§ **Goal of the exercise**: Where a line in the entries below contains the word "title", count it. Return the total alone.

++++ Records to use

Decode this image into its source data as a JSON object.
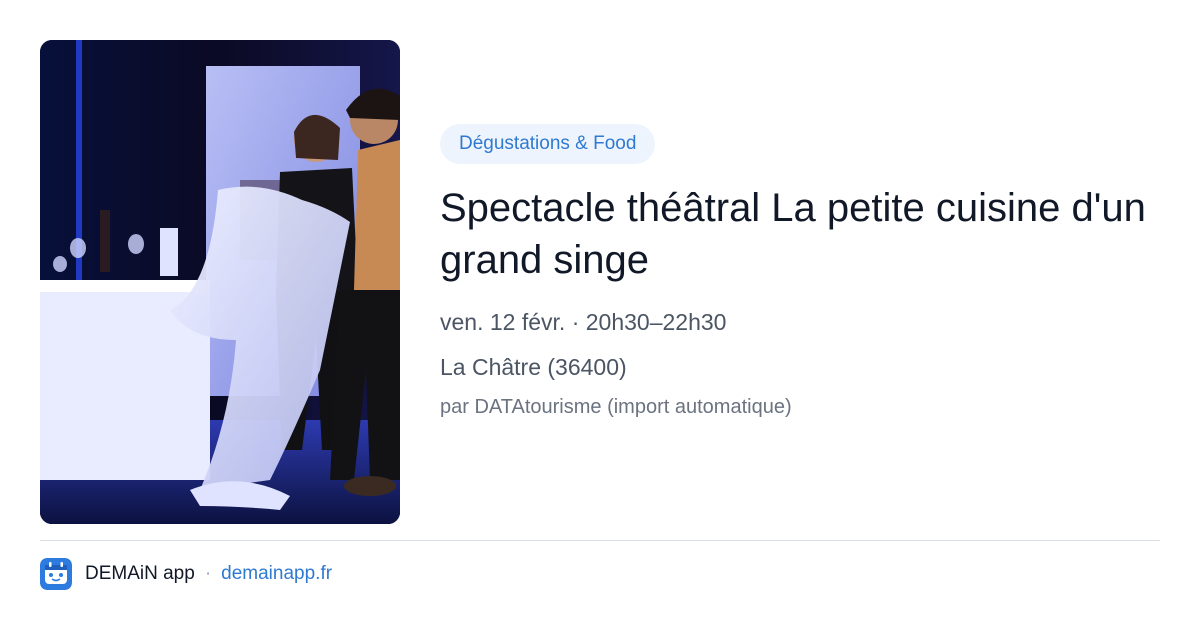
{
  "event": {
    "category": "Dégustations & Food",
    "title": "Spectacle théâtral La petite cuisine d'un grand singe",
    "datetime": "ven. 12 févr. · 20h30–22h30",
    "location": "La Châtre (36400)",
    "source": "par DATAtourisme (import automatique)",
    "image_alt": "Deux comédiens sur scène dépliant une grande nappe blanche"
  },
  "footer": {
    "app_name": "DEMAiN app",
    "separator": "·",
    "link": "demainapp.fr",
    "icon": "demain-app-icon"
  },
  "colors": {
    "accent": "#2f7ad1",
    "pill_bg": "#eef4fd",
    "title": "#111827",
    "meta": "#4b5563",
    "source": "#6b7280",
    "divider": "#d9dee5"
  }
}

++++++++

§ **Reply to the exercise**: 2